ABI Research forecasts that by the end of 2013, about 1.4 billion devices in the wild will be equipped with HTML5-compatible browsers. Despite this tantalizing opportunity for new HTML-enabled web apps, however, the “vast majority” of developers continue to create “native model” apps rather than web apps, reports the analyst firm.
“While some two years ago it still looked like 2013 could be the Year of Web App, it’s now looking like that this will prove more like the Year of Hybrid,” says ABI senior analyst Aapo Markkanen. “HTML5 is making strides, but mainly through developers that take advantage of increasingly capable cross-platform development tools. Meanwhile, there aren’t many signs of full-blown web apps effectively challenging the native way.”
Markkanen expects two trends to boost the development and use of web apps:
- OS support — “First, it’s expected that the support for HTML5 features and browsers will be gradually baked deeper into operating systems, making the web apps speedier and more responsive. This will be partially driven by the upcoming wave of open-source platforms — Firefox OS, Sailfish, Tizen, and Ubuntu — but at the end of the day the most significant factor may turn out to be Android’s eventual convergence with Chrome.”

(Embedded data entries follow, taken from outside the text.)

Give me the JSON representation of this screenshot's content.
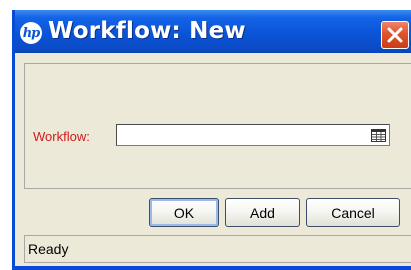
{
  "window": {
    "title": "Workflow: New",
    "logo_text": "hp",
    "title_bar_color": "#0a54d8",
    "close_button_color": "#e0532c"
  },
  "form": {
    "workflow_label": "Workflow:",
    "workflow_value": "",
    "label_color": "#d11a1a",
    "lookup_icon": "list-picker-icon"
  },
  "buttons": {
    "ok_label": "OK",
    "add_label": "Add",
    "cancel_label": "Cancel"
  },
  "status": {
    "text": "Ready"
  }
}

- Hardware support — “There’s a lot of scope to achieve a more robust HTML5 support already in the chip level. Especially Intel has lately displayed strategic interest in pushing the envelope here. Also Samsung’s collaboration with Mozilla to develop a whole new browser engine, dubbed Servo, is worth following. A truly ground-up mobile browser could certainly ease the bottleneck that currently holds back the mobile web.”

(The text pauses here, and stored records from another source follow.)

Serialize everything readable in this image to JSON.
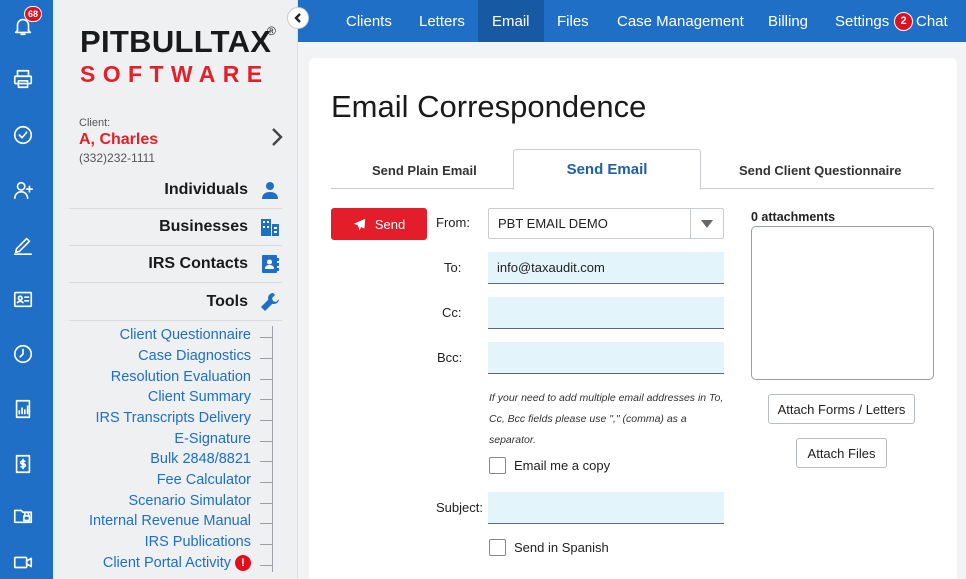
{
  "rail": {
    "notification_count": "68",
    "icons": [
      "bell-icon",
      "printer-icon",
      "check-circle-icon",
      "add-user-icon",
      "pencil-icon",
      "id-card-icon",
      "clock-icon",
      "report-icon",
      "invoice-icon",
      "lock-folder-icon",
      "video-icon"
    ]
  },
  "brand": {
    "logo_top": "PITBULLTAX",
    "logo_reg": "®",
    "logo_bottom": "SOFTWARE"
  },
  "client": {
    "label": "Client:",
    "name": "A, Charles",
    "phone": "(332)232-1111"
  },
  "sidebar": {
    "sections": [
      {
        "label": "Individuals",
        "icon": "person-icon"
      },
      {
        "label": "Businesses",
        "icon": "building-icon"
      },
      {
        "label": "IRS Contacts",
        "icon": "contacts-book-icon"
      },
      {
        "label": "Tools",
        "icon": "wrench-icon"
      }
    ],
    "tools": [
      "Client Questionnaire",
      "Case Diagnostics",
      "Resolution Evaluation",
      "Client Summary",
      "IRS Transcripts Delivery",
      "E-Signature",
      "Bulk 2848/8821",
      "Fee Calculator",
      "Scenario Simulator",
      "Internal Revenue Manual",
      "IRS Publications",
      "Client Portal Activity"
    ],
    "portal_alert": "!"
  },
  "nav": {
    "items": [
      "Clients",
      "Letters",
      "Email",
      "Files",
      "Case Management",
      "Billing",
      "Settings"
    ],
    "active": "Email",
    "chat_label": "Chat",
    "chat_count": "2"
  },
  "page": {
    "title": "Email Correspondence",
    "tabs": [
      "Send Plain Email",
      "Send Email",
      "Send Client Questionnaire"
    ],
    "active_tab": "Send Email"
  },
  "form": {
    "send_label": "Send",
    "from_label": "From:",
    "from_value": "PBT EMAIL DEMO",
    "to_label": "To:",
    "to_value": "info@taxaudit.com",
    "cc_label": "Cc:",
    "cc_value": "",
    "bcc_label": "Bcc:",
    "bcc_value": "",
    "hint": "If your need to add multiple email addresses in To, Cc, Bcc fields please use \",\" (comma) as a separator.",
    "email_copy_label": "Email me a copy",
    "subject_label": "Subject:",
    "subject_value": "",
    "spanish_label": "Send in Spanish"
  },
  "attachments": {
    "count_label": "0 attachments",
    "attach_forms_label": "Attach Forms / Letters",
    "attach_files_label": "Attach Files"
  },
  "colors": {
    "brand_blue": "#1f6fc7",
    "brand_red": "#e3202a",
    "field_bg": "#e3f4fb"
  }
}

These findings come from ABI Research’s “Mobile Applications Research Service,” which tracks technologies enabling new and transformative applications. The study also examines the economic side of the app industry, sizing the addressable market and measuring how much revenue the releases will generate. Further information regarding this and other ABI Research market studies are available on ABI’s website, here.